* The task *
The job is to find each line of the records below that includes the word "fluorine" and copy it.

━━━━━━━━━━

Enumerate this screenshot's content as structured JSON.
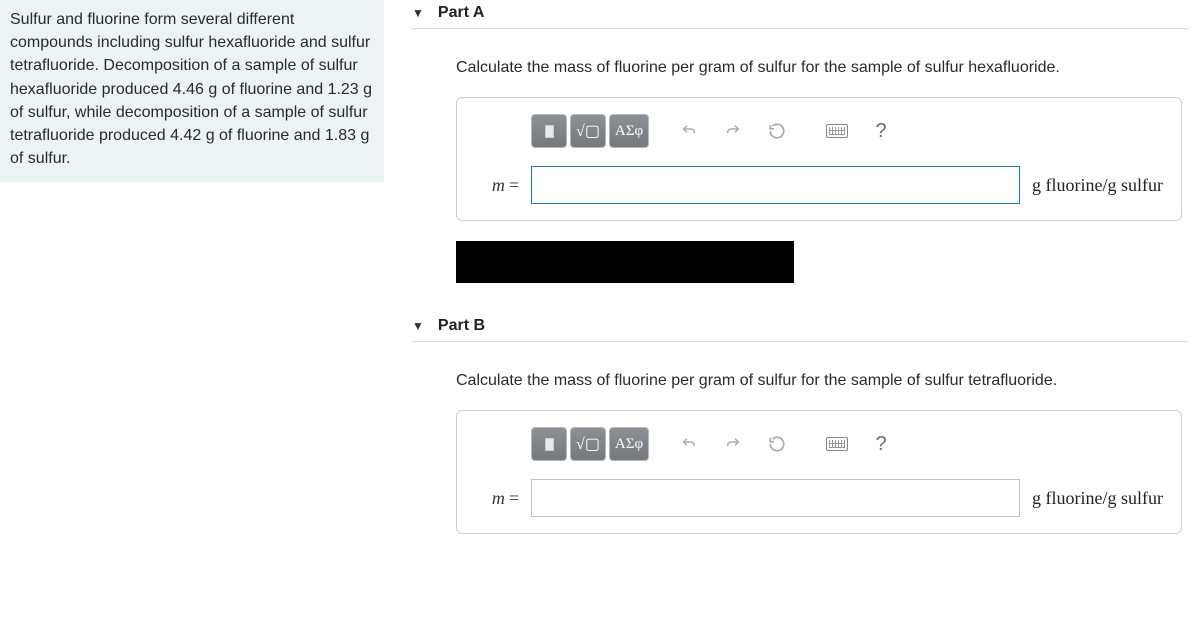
{
  "problem": {
    "text": "Sulfur and fluorine form several different compounds including sulfur hexafluoride and sulfur tetrafluoride. Decomposition of a sample of sulfur hexafluoride produced 4.46 g of fluorine and 1.23 g of sulfur, while decomposition of a sample of sulfur tetrafluoride produced 4.42 g of fluorine and 1.83 g of sulfur."
  },
  "parts": {
    "a": {
      "title": "Part A",
      "prompt": "Calculate the mass of fluorine per gram of sulfur for the sample of sulfur hexafluoride.",
      "variable": "m",
      "equals": "=",
      "value": "",
      "units": "g fluorine/g sulfur"
    },
    "b": {
      "title": "Part B",
      "prompt": "Calculate the mass of fluorine per gram of sulfur for the sample of sulfur tetrafluoride.",
      "variable": "m",
      "equals": "=",
      "value": "",
      "units": "g fluorine/g sulfur"
    }
  },
  "toolbar": {
    "templates": "▮",
    "root": "ᵡ√▢",
    "greek": "ΑΣφ",
    "undo": "undo",
    "redo": "redo",
    "reset": "reset",
    "keyboard": "keyboard",
    "help": "?"
  }
}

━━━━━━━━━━

* Response for this exercise *
    "text": "Sulfur and fluorine form several different compounds including sulfur hexafluoride and sulfur tetrafluoride. Decomposition of a sample of sulfur hexafluoride produced 4.46 g of fluorine and 1.23 g of sulfur, while decomposition of a sample of sulfur tetrafluoride produced 4.42 g of fluorine and 1.83 g of sulfur."
      "prompt": "Calculate the mass of fluorine per gram of sulfur for the sample of sulfur hexafluoride.",
      "units": "g fluorine/g sulfur"
      "prompt": "Calculate the mass of fluorine per gram of sulfur for the sample of sulfur tetrafluoride.",
      "units": "g fluorine/g sulfur"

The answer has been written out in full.